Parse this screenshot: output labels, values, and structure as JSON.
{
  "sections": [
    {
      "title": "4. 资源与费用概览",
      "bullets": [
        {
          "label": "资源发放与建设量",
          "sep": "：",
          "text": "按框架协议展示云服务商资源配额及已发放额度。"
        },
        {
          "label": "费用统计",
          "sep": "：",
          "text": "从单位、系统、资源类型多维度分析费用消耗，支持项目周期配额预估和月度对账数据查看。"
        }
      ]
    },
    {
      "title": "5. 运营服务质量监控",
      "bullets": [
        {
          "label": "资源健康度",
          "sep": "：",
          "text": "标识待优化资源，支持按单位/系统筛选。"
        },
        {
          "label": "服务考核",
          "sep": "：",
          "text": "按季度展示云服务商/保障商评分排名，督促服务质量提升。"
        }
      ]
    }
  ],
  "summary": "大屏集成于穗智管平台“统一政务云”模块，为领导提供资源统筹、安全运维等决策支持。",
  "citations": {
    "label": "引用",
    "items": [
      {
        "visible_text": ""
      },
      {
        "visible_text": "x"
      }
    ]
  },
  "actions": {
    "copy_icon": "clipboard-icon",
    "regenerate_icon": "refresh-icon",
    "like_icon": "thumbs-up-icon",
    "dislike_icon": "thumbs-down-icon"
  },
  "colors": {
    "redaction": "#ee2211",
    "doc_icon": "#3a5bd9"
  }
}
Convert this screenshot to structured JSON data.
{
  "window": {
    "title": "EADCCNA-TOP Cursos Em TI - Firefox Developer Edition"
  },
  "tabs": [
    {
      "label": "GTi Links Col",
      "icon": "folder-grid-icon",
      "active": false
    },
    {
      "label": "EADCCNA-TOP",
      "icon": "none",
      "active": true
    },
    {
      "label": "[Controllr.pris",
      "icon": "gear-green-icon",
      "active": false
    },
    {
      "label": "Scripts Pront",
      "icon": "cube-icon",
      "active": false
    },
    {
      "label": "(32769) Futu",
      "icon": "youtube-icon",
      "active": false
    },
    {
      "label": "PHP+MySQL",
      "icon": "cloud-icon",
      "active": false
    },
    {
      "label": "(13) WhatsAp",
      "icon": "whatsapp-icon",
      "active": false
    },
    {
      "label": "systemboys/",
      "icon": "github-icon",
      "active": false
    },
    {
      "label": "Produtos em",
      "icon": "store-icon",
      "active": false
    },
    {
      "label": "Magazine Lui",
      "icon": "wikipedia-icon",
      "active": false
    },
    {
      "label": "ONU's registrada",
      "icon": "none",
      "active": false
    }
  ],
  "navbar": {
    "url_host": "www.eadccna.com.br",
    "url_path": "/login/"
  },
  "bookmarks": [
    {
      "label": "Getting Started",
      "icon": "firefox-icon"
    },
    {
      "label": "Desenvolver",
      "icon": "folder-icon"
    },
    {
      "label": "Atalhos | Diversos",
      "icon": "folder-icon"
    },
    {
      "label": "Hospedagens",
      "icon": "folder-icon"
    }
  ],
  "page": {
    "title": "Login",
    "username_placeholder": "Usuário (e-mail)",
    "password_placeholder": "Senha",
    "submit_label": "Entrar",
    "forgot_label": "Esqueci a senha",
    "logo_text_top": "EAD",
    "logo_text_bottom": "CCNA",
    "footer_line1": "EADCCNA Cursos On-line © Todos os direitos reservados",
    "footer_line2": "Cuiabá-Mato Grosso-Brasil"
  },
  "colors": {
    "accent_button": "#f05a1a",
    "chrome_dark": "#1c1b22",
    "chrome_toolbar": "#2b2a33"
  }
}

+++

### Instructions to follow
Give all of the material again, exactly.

### Result
Parse this screenshot: output labels, values, and structure as JSON.
{
  "sections": [
    {
      "title": "4. 资源与费用概览",
      "bullets": [
        {
          "label": "资源发放与建设量",
          "sep": "：",
          "text": "按框架协议展示云服务商资源配额及已发放额度。"
        },
        {
          "label": "费用统计",
          "sep": "：",
          "text": "从单位、系统、资源类型多维度分析费用消耗，支持项目周期配额预估和月度对账数据查看。"
        }
      ]
    },
    {
      "title": "5. 运营服务质量监控",
      "bullets": [
        {
          "label": "资源健康度",
          "sep": "：",
          "text": "标识待优化资源，支持按单位/系统筛选。"
        },
        {
          "label": "服务考核",
          "sep": "：",
          "text": "按季度展示云服务商/保障商评分排名，督促服务质量提升。"
        }
      ]
    }
  ],
  "summary": "大屏集成于穗智管平台“统一政务云”模块，为领导提供资源统筹、安全运维等决策支持。",
  "citations": {
    "label": "引用",
    "items": [
      {
        "visible_text": ""
      },
      {
        "visible_text": "x"
      }
    ]
  },
  "actions": {
    "copy_icon": "clipboard-icon",
    "regenerate_icon": "refresh-icon",
    "like_icon": "thumbs-up-icon",
    "dislike_icon": "thumbs-down-icon"
  },
  "colors": {
    "redaction": "#ee2211",
    "doc_icon": "#3a5bd9"
  }
}
Convert this screenshot to structured JSON data.
{
  "window": {
    "title": "EADCCNA-TOP Cursos Em TI - Firefox Developer Edition"
  },
  "tabs": [
    {
      "label": "GTi Links Col",
      "icon": "folder-grid-icon",
      "active": false
    },
    {
      "label": "EADCCNA-TOP",
      "icon": "none",
      "active": true
    },
    {
      "label": "[Controllr.pris",
      "icon": "gear-green-icon",
      "active": false
    },
    {
      "label": "Scripts Pront",
      "icon": "cube-icon",
      "active": false
    },
    {
      "label": "(32769) Futu",
      "icon": "youtube-icon",
      "active": false
    },
    {
      "label": "PHP+MySQL",
      "icon": "cloud-icon",
      "active": false
    },
    {
      "label": "(13) WhatsAp",
      "icon": "whatsapp-icon",
      "active": false
    },
    {
      "label": "systemboys/",
      "icon": "github-icon",
      "active": false
    },
    {
      "label": "Produtos em",
      "icon": "store-icon",
      "active": false
    },
    {
      "label": "Magazine Lui",
      "icon": "wikipedia-icon",
      "active": false
    },
    {
      "label": "ONU's registrada",
      "icon": "none",
      "active": false
    }
  ],
  "navbar": {
    "url_host": "www.eadccna.com.br",
    "url_path": "/login/"
  },
  "bookmarks": [
    {
      "label": "Getting Started",
      "icon": "firefox-icon"
    },
    {
      "label": "Desenvolver",
      "icon": "folder-icon"
    },
    {
      "label": "Atalhos | Diversos",
      "icon": "folder-icon"
    },
    {
      "label": "Hospedagens",
      "icon": "folder-icon"
    }
  ],
  "page": {
    "title": "Login",
    "username_placeholder": "Usuário (e-mail)",
    "password_placeholder": "Senha",
    "submit_label": "Entrar",
    "forgot_label": "Esqueci a senha",
    "logo_text_top": "EAD",
    "logo_text_bottom": "CCNA",
    "footer_line1": "EADCCNA Cursos On-line © Todos os direitos reservados",
    "footer_line2": "Cuiabá-Mato Grosso-Brasil"
  },
  "colors": {
    "accent_button": "#f05a1a",
    "chrome_dark": "#1c1b22",
    "chrome_toolbar": "#2b2a33"
  }
}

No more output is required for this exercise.